Carlos Parra is completing his philosophy degree and works for Air Canada. Carlos skydives and travels all the across the globe.
Zach Reimer will be starting his PhD in Philosophy at the University of Oklahoma in the Fall of 2019. Zach is also a contributing author at Kazingram Dialogue. You can read his latest article "A Silent Saviour".
Craig Carter is Professor of Theology, Theologian-in-Resident, and an author.
Jordan Franck is an educator and a professional photographer. We discuss his departure from Christianity, what led to that, and what he holds to now.
One of the greatest challenges of the spiritual life, the study of theology, and the work of philosophy is when the expected is absent or silent. Some have talked about the problems of evil as problems of absence – of the lack of health, or protection from harm, or even apparent meaning in the cascade of pain that we experience and witness. Another expectation is seen in the problem of divine hiddenness.

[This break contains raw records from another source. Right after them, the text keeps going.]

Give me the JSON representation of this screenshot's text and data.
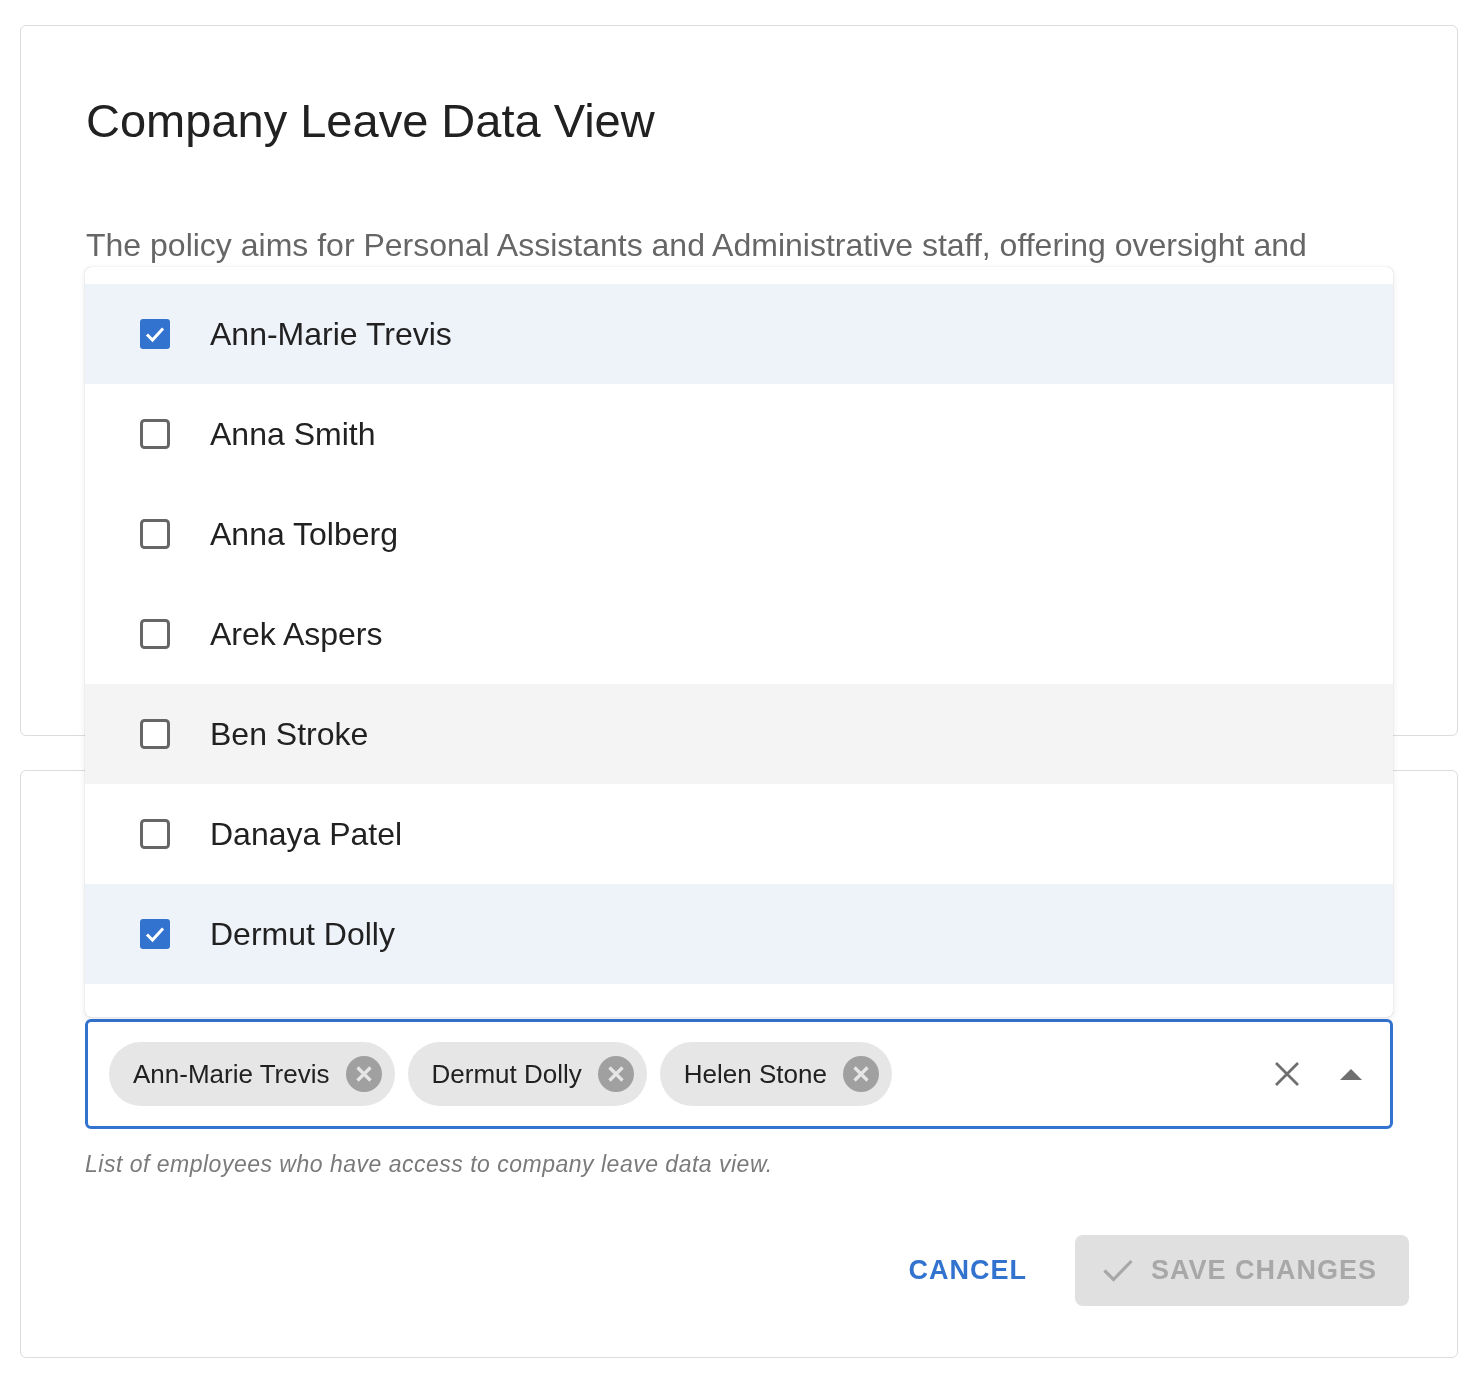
{
  "info_card": {
    "title": "Company Leave Data View",
    "description": "The policy aims for Personal Assistants and Administrative staff, offering oversight and"
  },
  "dropdown": {
    "options": [
      {
        "label": "Ann-Marie Trevis",
        "checked": true,
        "highlighted": false
      },
      {
        "label": "Anna Smith",
        "checked": false,
        "highlighted": false
      },
      {
        "label": "Anna Tolberg",
        "checked": false,
        "highlighted": false
      },
      {
        "label": "Arek Aspers",
        "checked": false,
        "highlighted": false
      },
      {
        "label": "Ben Stroke",
        "checked": false,
        "highlighted": true
      },
      {
        "label": "Danaya Patel",
        "checked": false,
        "highlighted": false
      },
      {
        "label": "Dermut Dolly",
        "checked": true,
        "highlighted": false
      }
    ]
  },
  "employees_field": {
    "chips": [
      "Ann-Marie Trevis",
      "Dermut Dolly",
      "Helen Stone"
    ],
    "focused": true,
    "expanded": true,
    "helper_text": "List of employees who have access to company leave data view."
  },
  "actions": [
    {
      "label": "CANCEL",
      "kind": "text",
      "disabled": false
    },
    {
      "label": "SAVE CHANGES",
      "kind": "contained",
      "disabled": true
    }
  ]
}
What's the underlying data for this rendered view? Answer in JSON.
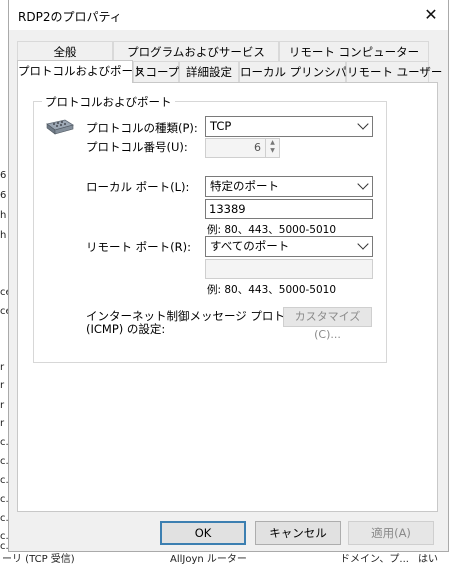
{
  "window": {
    "title": "RDP2のプロパティ",
    "close_symbol": "✕"
  },
  "tabs_row1": [
    {
      "label": "全般"
    },
    {
      "label": "プログラムおよびサービス"
    },
    {
      "label": "リモート コンピューター"
    }
  ],
  "tabs_row2": [
    {
      "label": "プロトコルおよびポート",
      "active": true
    },
    {
      "label": "スコープ"
    },
    {
      "label": "詳細設定"
    },
    {
      "label": "ローカル プリンシパル"
    },
    {
      "label": "リモート ユーザー"
    }
  ],
  "group": {
    "legend": "プロトコルおよびポート",
    "protocol_type_label": "プロトコルの種類(P):",
    "protocol_type_value": "TCP",
    "protocol_number_label": "プロトコル番号(U):",
    "protocol_number_value": "6",
    "local_port_label": "ローカル ポート(L):",
    "local_port_value": "特定のポート",
    "local_port_text": "13389",
    "local_port_example": "例: 80、443、5000-5010",
    "remote_port_label": "リモート ポート(R):",
    "remote_port_value": "すべてのポート",
    "remote_port_text": "",
    "remote_port_example": "例: 80、443、5000-5010",
    "icmp_label_line1": "インターネット制御メッセージ プロトコル",
    "icmp_label_line2": "(ICMP) の設定:",
    "customize_button": "カスタマイズ(C)..."
  },
  "buttons": {
    "ok": "OK",
    "cancel": "キャンセル",
    "apply": "適用(A)"
  },
  "background": {
    "left_fragments": [
      "6",
      "6",
      "h",
      "h",
      "ce",
      "ce",
      "r",
      "r",
      "r",
      "r",
      "c.A",
      "c.A",
      "c.N",
      "c.V",
      "c.V",
      "c.V",
      "c.V"
    ],
    "bottom_left": "ーリ (TCP 受信)",
    "bottom_mid": "AllJoyn ルーター",
    "bottom_right1": "ドメイン、プ...",
    "bottom_right2": "はい"
  },
  "colors": {
    "dialog_bg": "#f0f0f0",
    "default_button_border": "#3c7fb1"
  }
}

In the introduction to this course, I pointed out that ever since the emergence of the pro-Nicene consensus on the doctrine of God enshrined in the Niceno-Constantinapolitan Creed of 381 AD, all branches of the Church in the East and West and both Roman Catholic and Protestant have confessed that God is simple, immutable and perfect, as well as loving, gracious and merciful.
I am often asked why I defend the doctrine of universalism, the idea that all people will eventually be saved. As a philosophy student, I do not count myself as qualified to, engage with universalism as a strategy of biblical study or as the correct interpretation of the historic thought of certain theologians. Rather, this article will be successful in so far as I have provided you with reasons to believe that several problems in philosophy can be weakened – or even solved – by postulating universal salvation.